- People are waiting for me.

- I'm disappointed.

And he goes off, as ordained in prophecy.

In the novel by Iris Murdoch I mentioned The Good Apprentice there are stories of many different kinds of love. A woman after a two year secret love affair with her husband's best friend, an affair of intense mutual love kept hidden by continuous conspiratorial deception, decides to return to her husband because her life with him and her child is more real. Her affair never was allowed to progress, because it was kept hidden, whereas her married life has a history which has established obligations, especially to her child, and has a future.

Living with someone you love and are loved by, you look ahead to everything you do being approved by your lover. Your return to your lover's presence is not just a pleasure, it is moral, confirms your sense of good and bad. The wife saw that her perfect pleasure, and perfectly recipricated pleasure in her love affair was lacking this moral element.

In other words, love when a foundation of life together is something better than love isolated, and somehow fitted in with the other aspects of life like work, finding how to make money, and entertainment.

The isolation of love from other aspects of life is the problem with having recorse to models like Christianity. We are reminded we should love, but who tells us how we should do it? The model can help us compare a life without love to a life with love, but it doesn't for example tell a student (or my wife) why it might be a mistake to not be true to her husband. If love is the answer the more love the better.


Relying on models, we are liable to making the mistake of trying to build a society of roles in which there are the loving, the thinking, and the doing. We become specialists in each, one at a time. Our faculties are isolated from each other in the symbols of our models, like so many jealous, competitive gods. We become like the UCLA students were charged with being: overly ambitious, thougtlessly sexual, inhumanly technical. In fact this way of life has been with us more or less since the garden of Eden, when the loving Adam followed the advice of the thinking, calculating Eve under the instigation of the doing, persuading Snake. This is a fall from the grace of being able to build upon love, thinking out the right things to do to make the life of love better.

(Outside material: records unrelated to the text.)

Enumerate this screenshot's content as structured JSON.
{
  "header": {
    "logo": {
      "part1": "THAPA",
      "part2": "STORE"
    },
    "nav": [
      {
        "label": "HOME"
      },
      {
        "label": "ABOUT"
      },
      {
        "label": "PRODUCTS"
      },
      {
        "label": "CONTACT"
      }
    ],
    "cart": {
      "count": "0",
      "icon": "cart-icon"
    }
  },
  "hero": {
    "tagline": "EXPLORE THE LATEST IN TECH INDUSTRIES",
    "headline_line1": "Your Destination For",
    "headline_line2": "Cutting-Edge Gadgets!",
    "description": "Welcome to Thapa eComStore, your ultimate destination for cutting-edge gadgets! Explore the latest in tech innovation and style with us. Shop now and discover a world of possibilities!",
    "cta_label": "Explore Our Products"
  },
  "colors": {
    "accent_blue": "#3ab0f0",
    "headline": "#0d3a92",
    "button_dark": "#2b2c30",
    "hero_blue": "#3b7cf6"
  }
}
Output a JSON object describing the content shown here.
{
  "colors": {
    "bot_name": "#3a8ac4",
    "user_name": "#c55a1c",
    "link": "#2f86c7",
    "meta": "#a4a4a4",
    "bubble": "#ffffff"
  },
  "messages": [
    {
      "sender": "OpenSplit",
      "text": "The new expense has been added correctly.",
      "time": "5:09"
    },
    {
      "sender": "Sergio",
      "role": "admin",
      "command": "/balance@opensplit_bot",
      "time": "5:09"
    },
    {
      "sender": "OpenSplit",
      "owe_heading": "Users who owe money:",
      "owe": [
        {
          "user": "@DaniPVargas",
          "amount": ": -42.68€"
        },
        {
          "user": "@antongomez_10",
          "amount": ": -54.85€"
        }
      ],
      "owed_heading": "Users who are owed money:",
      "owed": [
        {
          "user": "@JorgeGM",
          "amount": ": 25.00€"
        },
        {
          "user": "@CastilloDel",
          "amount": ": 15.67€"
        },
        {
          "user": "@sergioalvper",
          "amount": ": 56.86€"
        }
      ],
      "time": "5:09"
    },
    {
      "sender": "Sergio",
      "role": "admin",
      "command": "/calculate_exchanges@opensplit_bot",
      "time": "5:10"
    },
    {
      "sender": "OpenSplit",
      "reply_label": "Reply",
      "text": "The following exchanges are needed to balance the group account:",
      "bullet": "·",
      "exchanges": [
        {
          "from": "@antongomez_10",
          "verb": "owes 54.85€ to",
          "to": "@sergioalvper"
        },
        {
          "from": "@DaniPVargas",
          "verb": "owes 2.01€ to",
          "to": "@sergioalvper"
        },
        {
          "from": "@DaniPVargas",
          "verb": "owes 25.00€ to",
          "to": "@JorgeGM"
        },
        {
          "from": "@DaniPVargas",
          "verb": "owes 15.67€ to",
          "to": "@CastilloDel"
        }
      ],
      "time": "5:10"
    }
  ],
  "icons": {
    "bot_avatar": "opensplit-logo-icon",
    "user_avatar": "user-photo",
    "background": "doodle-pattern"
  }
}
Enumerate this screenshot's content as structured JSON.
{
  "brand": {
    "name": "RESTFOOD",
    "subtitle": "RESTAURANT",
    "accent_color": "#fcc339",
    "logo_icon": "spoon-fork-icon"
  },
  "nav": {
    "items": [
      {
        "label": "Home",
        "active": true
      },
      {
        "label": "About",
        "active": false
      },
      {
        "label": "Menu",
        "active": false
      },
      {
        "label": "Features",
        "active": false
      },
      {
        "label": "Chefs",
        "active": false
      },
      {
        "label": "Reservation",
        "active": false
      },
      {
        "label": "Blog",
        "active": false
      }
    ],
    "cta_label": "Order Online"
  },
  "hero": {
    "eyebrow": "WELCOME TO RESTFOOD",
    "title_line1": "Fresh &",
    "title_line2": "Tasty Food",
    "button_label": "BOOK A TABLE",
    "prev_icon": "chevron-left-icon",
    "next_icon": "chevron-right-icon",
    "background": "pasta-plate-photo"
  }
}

True politics is based on love, not fear. If we hold onto love as a foundatiion, and not merely a consumer's choice, we should be able to find our way out of some of our present difficulties. For example, a people who have recourse to terrorism argue to democratics, who don't much like the idea of murdering children, "we only want what you have, our own country; we are comparatively powerless, our only tool is murder of children, and our children are being killed too. It's fair." How do we answer if we believe in love of land, love of children, any love being equal? Why shouldn't they have their land, why shouldn't they kill children if their children are killed?

We go back to the example of the wife who decides to leave her intense perfect love affair to return to her family, because that life though less perfectly loving is higher, something more human involving learning to make life better. It has more meaning.

We can say to the terrorists without land, what would you do with that land? Would you construct a state under Muslim law, in which it is illegal to convert to Christianity or any other religion? And in which it is illegal to construct churches and temples to other religions? Are we obliged to respect the call to continuous occupation of a land to be put to no higher purpose? If the land was lost in a war the terrorists themselves began, if it is a fatality of history they lost their land, how is that different than the wife's lover losing his true love when the wife returns to her husband? He must accept fate. The husband and his family have no pity for him. She has chosen the better, left behind the worse.

Our reasoning concludes: we do not accept the terrorists' deliberate murder of children because the love they are trying to re-establish is inferior, not worthy of paying for with one child's lilfe.